Chinese troops rounded up suspected separatists and kept a tight lid on Tibet Friday as the embattled region marked the 30th anniversary of a failed attempt to cast off Chinese rule.
Police and the military already had detained many Tibetans in house-to-house searches and planned to move swiftly to crush any demonstrations to commemorate the anniversary, according to Tibetan and foreign sources.A Tibetan woman, contacted by telephone Friday, said the capital was calm and that the army occupied all roads.
"There are new arrests. . . . There are many, but we don't know how many," she said.
A man came on the line.
"Don't talk a long time," he said. "There are a lot of police. We can't talk long."
China imposed martial law in Lhasa Tuesday to quell three days of anti-Chinese riots that took 16 lives, according to official count. Western travelers say most Tibetans put the death toll at between 20 and 30. Some estimates ranged much higher.
All foreign tourists were ordered to leave Lhasa by Thursday. It was believed the last group departed Friday morning.
Another Tibetan woman reached by telephone Thursday evening from Beijing said Chinese troops began rounding up large numbers of Tibetans after most foreigners left.
China's national radio Friday said large groups of protesters turned themselves in and that police said those who gave themselves up would be treated with leniency.
It said some shops had reopened in the mountaintop city of 70,000, and the Barkhor, the central marketplace, was returning to life.

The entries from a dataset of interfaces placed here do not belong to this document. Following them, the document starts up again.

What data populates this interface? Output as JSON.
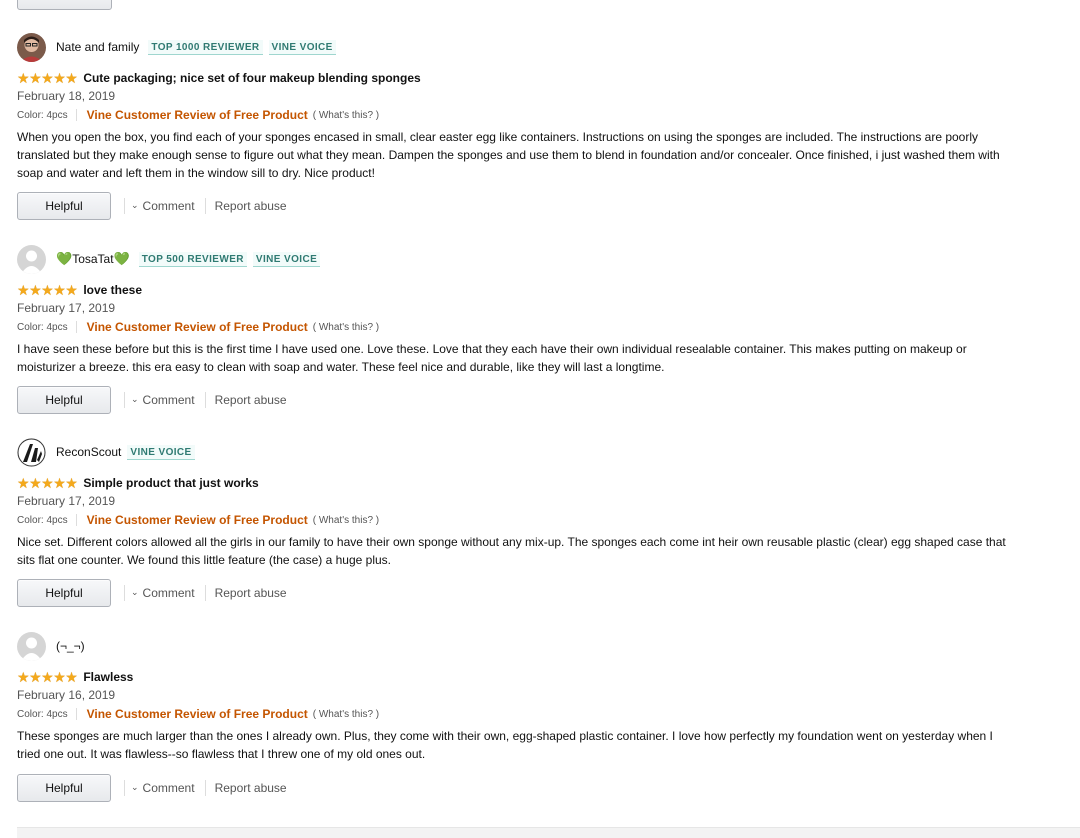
{
  "reviews": [
    {
      "reviewer": "Nate and family",
      "badges": [
        "TOP 1000 REVIEWER",
        "VINE VOICE"
      ],
      "rating": 5,
      "title": "Cute packaging; nice set of four makeup blending sponges",
      "date": "February 18, 2019",
      "color": "Color: 4pcs",
      "vine_label": "Vine Customer Review of Free Product",
      "whats_this": "( What's this? )",
      "body": "When you open the box, you find each of your sponges encased in small, clear easter egg like containers. Instructions on using the sponges are included. The instructions are poorly translated but they make enough sense to figure out what they mean. Dampen the sponges and use them to blend in foundation and/or concealer. Once finished, i just washed them with soap and water and left them in the window sill to dry. Nice product!",
      "helpful_label": "Helpful",
      "comment_label": "Comment",
      "report_label": "Report abuse"
    },
    {
      "reviewer": "TosaTat",
      "badges": [
        "TOP 500 REVIEWER",
        "VINE VOICE"
      ],
      "rating": 5,
      "title": "love these",
      "date": "February 17, 2019",
      "color": "Color: 4pcs",
      "vine_label": "Vine Customer Review of Free Product",
      "whats_this": "( What's this? )",
      "body": "I have seen these before but this is the first time I have used one. Love these. Love that they each have their own individual resealable container. This makes putting on makeup or moisturizer a breeze. this era easy to clean with soap and water. These feel nice and durable, like they will last a longtime.",
      "helpful_label": "Helpful",
      "comment_label": "Comment",
      "report_label": "Report abuse"
    },
    {
      "reviewer": "ReconScout",
      "badges": [
        "VINE VOICE"
      ],
      "rating": 5,
      "title": "Simple product that just works",
      "date": "February 17, 2019",
      "color": "Color: 4pcs",
      "vine_label": "Vine Customer Review of Free Product",
      "whats_this": "( What's this? )",
      "body": "Nice set. Different colors allowed all the girls in our family to have their own sponge without any mix-up. The sponges each come int heir own reusable plastic (clear) egg shaped case that sits flat one counter. We found this little feature (the case) a huge plus.",
      "helpful_label": "Helpful",
      "comment_label": "Comment",
      "report_label": "Report abuse"
    },
    {
      "reviewer": "(¬_¬)",
      "badges": [],
      "rating": 5,
      "title": "Flawless",
      "date": "February 16, 2019",
      "color": "Color: 4pcs",
      "vine_label": "Vine Customer Review of Free Product",
      "whats_this": "( What's this? )",
      "body": "These sponges are much larger than the ones I already own. Plus, they come with their own, egg-shaped plastic container. I love how perfectly my foundation went on yesterday when I tried one out. It was flawless--so flawless that I threw one of my old ones out.",
      "helpful_label": "Helpful",
      "comment_label": "Comment",
      "report_label": "Report abuse"
    }
  ],
  "colors": {
    "star": "#f4a91c",
    "vine_orange": "#c45500",
    "badge_teal": "#2f7a72",
    "heart_green": "#2e9e3a"
  },
  "icons": {
    "rating": "star-icon",
    "comment": "chevron-down-icon",
    "default_avatar": "person-silhouette-icon"
  }
}
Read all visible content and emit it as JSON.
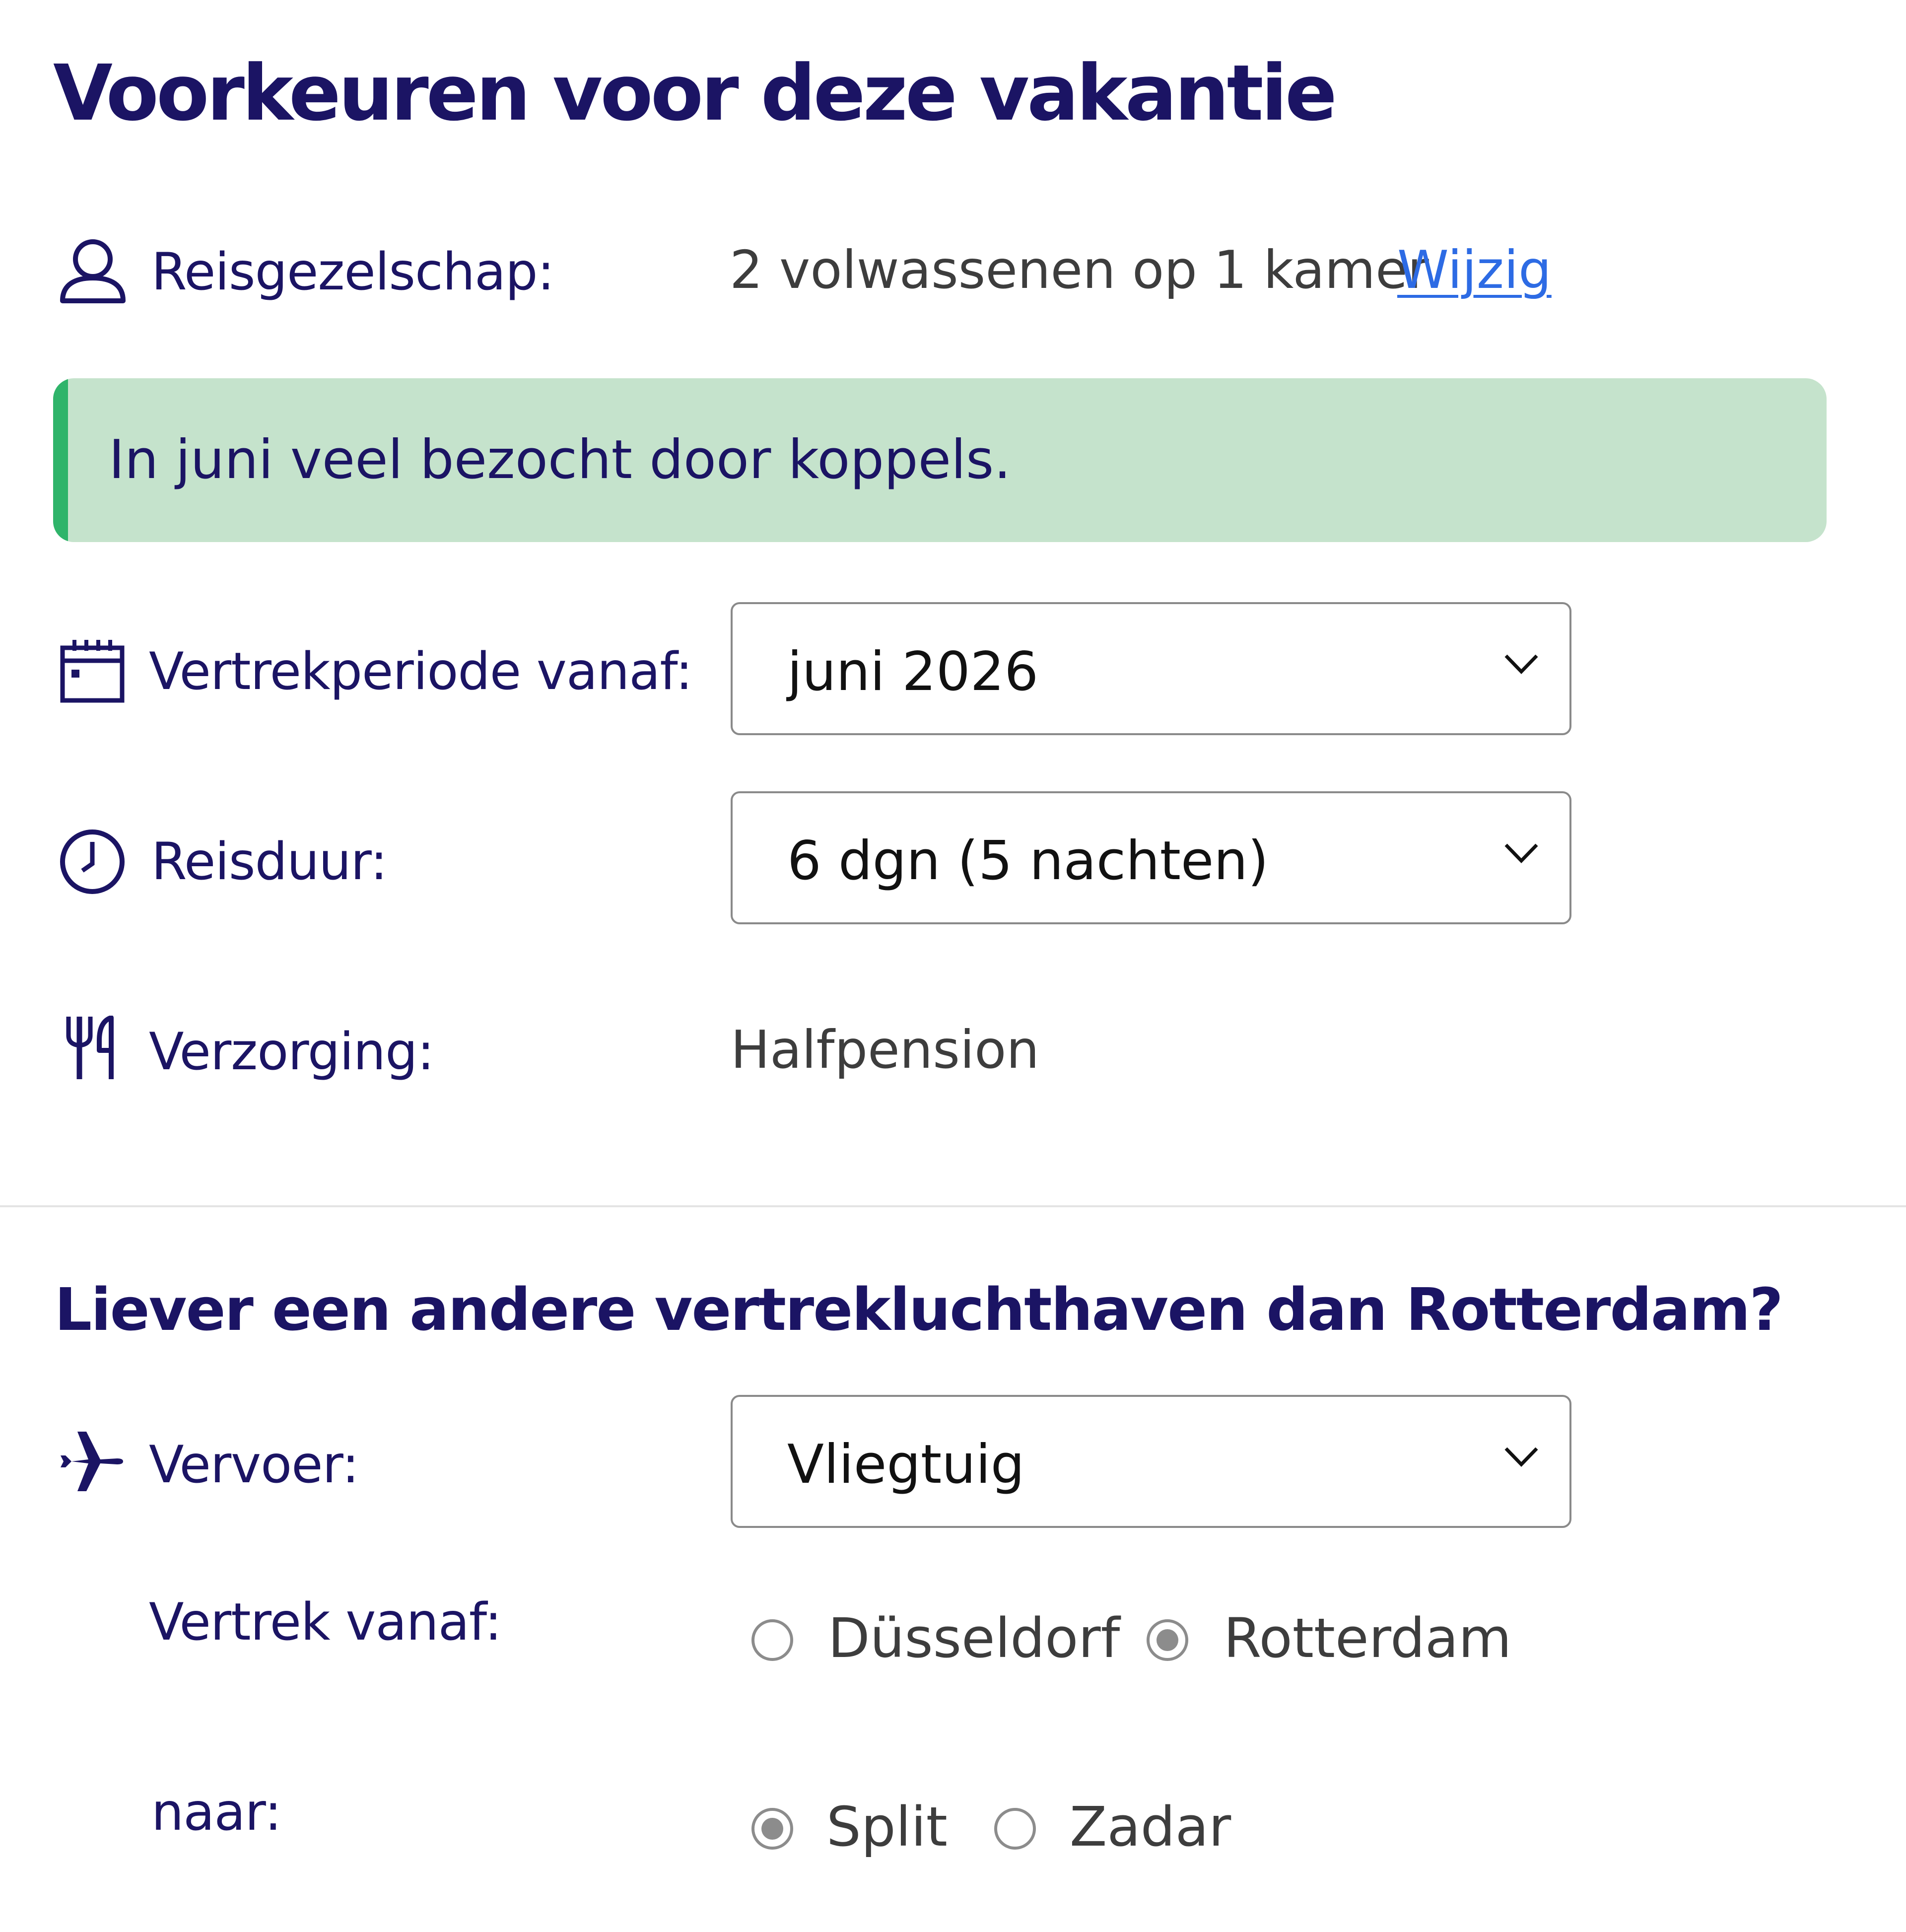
{
  "page": {
    "title": "Voorkeuren voor deze vakantie"
  },
  "party": {
    "label": "Reisgezelschap:",
    "value": "2 volwassenen op 1 kamer",
    "link": "Wijzig",
    "icon": "person-icon"
  },
  "banner": {
    "text": "In juni veel bezocht door koppels.",
    "color": "#c5e3cc",
    "accent": "#2fb46a"
  },
  "departure": {
    "label": "Vertrekperiode vanaf:",
    "value": "juni 2026",
    "icon": "calendar-icon"
  },
  "duration": {
    "label": "Reisduur:",
    "value": "6 dgn (5 nachten)",
    "icon": "clock-icon"
  },
  "board": {
    "label": "Verzorging:",
    "value": "Halfpension",
    "icon": "cutlery-icon"
  },
  "airport": {
    "heading": "Liever een andere vertrekluchthaven dan Rotterdam?"
  },
  "transport": {
    "label": "Vervoer:",
    "value": "Vliegtuig",
    "icon": "plane-icon"
  },
  "from": {
    "label": "Vertrek vanaf:",
    "options": [
      {
        "label": "Düsseldorf",
        "checked": false
      },
      {
        "label": "Rotterdam",
        "checked": true
      }
    ]
  },
  "to": {
    "label": "naar:",
    "options": [
      {
        "label": "Split",
        "checked": true
      },
      {
        "label": "Zadar",
        "checked": false
      }
    ]
  },
  "colors": {
    "text": "#1b1464",
    "link": "#2d6be4",
    "muted": "#3d3d3d"
  }
}
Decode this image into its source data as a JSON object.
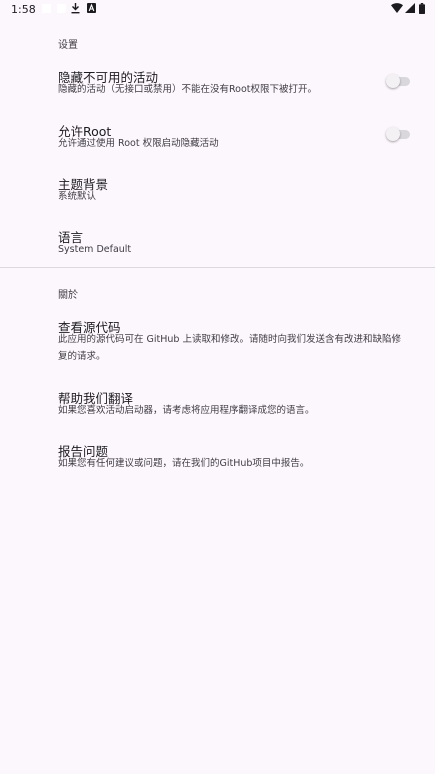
{
  "status_bar": {
    "time": "1:58"
  },
  "sections": {
    "settings": {
      "header": "设置",
      "hide_unavailable": {
        "title": "隐藏不可用的活动",
        "summary": "隐藏的活动（无接口或禁用）不能在没有Root权限下被打开。",
        "enabled": false
      },
      "allow_root": {
        "title": "允许Root",
        "summary": "允许通过使用 Root 权限启动隐藏活动",
        "enabled": false
      },
      "theme": {
        "title": "主题背景",
        "summary": "系统默认"
      },
      "language": {
        "title": "语言",
        "summary": "System Default"
      }
    },
    "about": {
      "header": "關於",
      "source_code": {
        "title": "查看源代码",
        "summary": "此应用的源代码可在 GitHub 上读取和修改。请随时向我们发送含有改进和缺陷修复的请求。"
      },
      "translate": {
        "title": "帮助我们翻译",
        "summary": "如果您喜欢活动启动器，请考虑将应用程序翻译成您的语言。"
      },
      "report": {
        "title": "报告问题",
        "summary": "如果您有任何建议或问题，请在我们的GitHub项目中报告。"
      }
    }
  },
  "colors": {
    "background": "#fcf7fd",
    "primary_text": "#1c1b1f",
    "secondary_text": "#3f3c44",
    "switch_track_off": "#d9d6dc",
    "switch_thumb_off": "#f3f1f4"
  }
}
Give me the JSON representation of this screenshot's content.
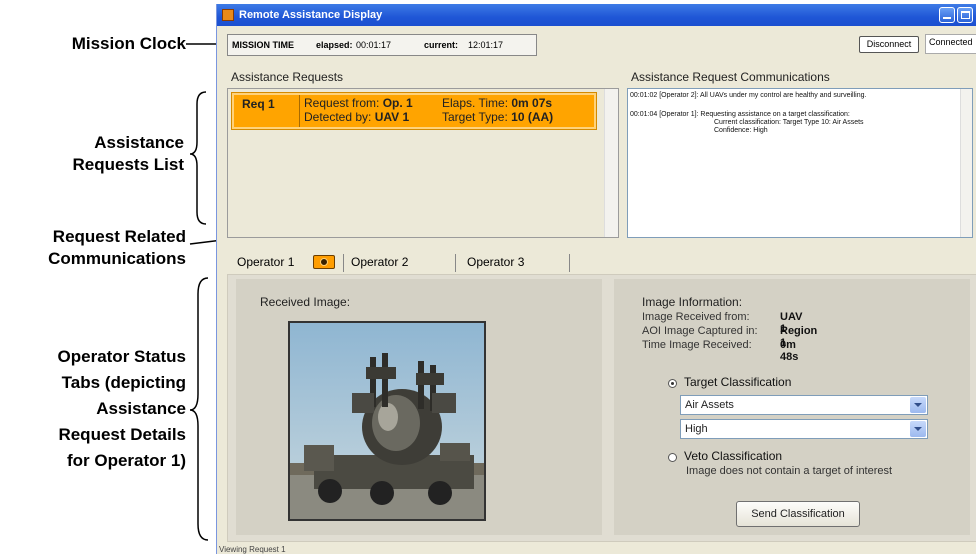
{
  "callouts": {
    "mission_clock": "Mission Clock",
    "assistance_requests_list": [
      "Assistance",
      "Requests List"
    ],
    "request_related_communications": [
      "Request Related",
      "Communications"
    ],
    "operator_status_tabs": [
      "Operator Status",
      "Tabs (depicting",
      "Assistance",
      "Request Details",
      "for Operator 1)"
    ]
  },
  "window": {
    "title": "Remote Assistance Display",
    "icon": "app-icon"
  },
  "mission": {
    "label": "MISSION TIME",
    "elapsed_label": "elapsed:",
    "elapsed_value": "00:01:17",
    "current_label": "current:",
    "current_value": "12:01:17"
  },
  "connection": {
    "disconnect_label": "Disconnect",
    "status": "Connected"
  },
  "requests": {
    "title": "Assistance Requests",
    "items": [
      {
        "id": "Req 1",
        "request_from_label": "Request from:",
        "request_from": "Op. 1",
        "detected_by_label": "Detected by:",
        "detected_by": "UAV 1",
        "elapsed_label": "Elaps. Time:",
        "elapsed": "0m 07s",
        "target_type_label": "Target Type:",
        "target_type": "10 (AA)"
      }
    ]
  },
  "communications": {
    "title": "Assistance Request Communications",
    "messages": [
      {
        "text": "00:01:02 [Operator 2]: All UAVs under my control are healthy and surveilling."
      },
      {
        "text": "00:01:04 [Operator 1]: Requesting assistance on a target classification:",
        "lines": [
          "Current classification:  Target Type 10: Air Assets",
          "Confidence: High"
        ]
      }
    ]
  },
  "tabs": [
    {
      "label": "Operator 1",
      "icon": "camera-icon",
      "active": true
    },
    {
      "label": "Operator 2",
      "active": false
    },
    {
      "label": "Operator 3",
      "active": false
    }
  ],
  "received_image": {
    "label": "Received Image:"
  },
  "image_info": {
    "title": "Image Information:",
    "received_from_label": "Image Received from:",
    "received_from": "UAV 1",
    "aoi_label": "AOI Image Captured in:",
    "aoi": "Region 1",
    "time_label": "Time Image Received:",
    "time": "0m 48s"
  },
  "classification": {
    "target_label": "Target Classification",
    "target_selected": true,
    "type_value": "Air Assets",
    "confidence_value": "High",
    "veto_label": "Veto Classification",
    "veto_desc": "Image does not contain a target of interest",
    "send_label": "Send Classification"
  },
  "status_bar": {
    "text": "Viewing Request 1"
  }
}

During the riots that began Sunday, mobs of Tibetans demanding independence from China and chanting loyalty to their exiled spiritual leader the Dalai Lama threw stones, ransacked Chinese-owned shops, set fire to Chinese property and attacked government office buildings.
The Dalai Lama spoke Friday to about 5,000 ethnic Tibetans in Dharmsala, India, who gathered to mark the 1959 uprising. He urged Tibetans to demonstrate against Chinese rule but avoid violence.
"The non-violent struggle is the best because of the recent events," he said. "Have faith in the struggle and continue demonstrations so that the world will know Tibet is suffering under Chinese rule."
He called on Chinese leader Deng Xiaoping to end violence in the Tibetan capital, according to a statement issued by his headquarters in New Delhi.
"I urge your personal intervention for bringing an immediate end to the repressive measures against innocent Tibetans and lifting of the martial law in Lhasa," the statement said.
Thousands of Tibtetans also demonstrated in New Delhi and the Indian city of Madras Friday.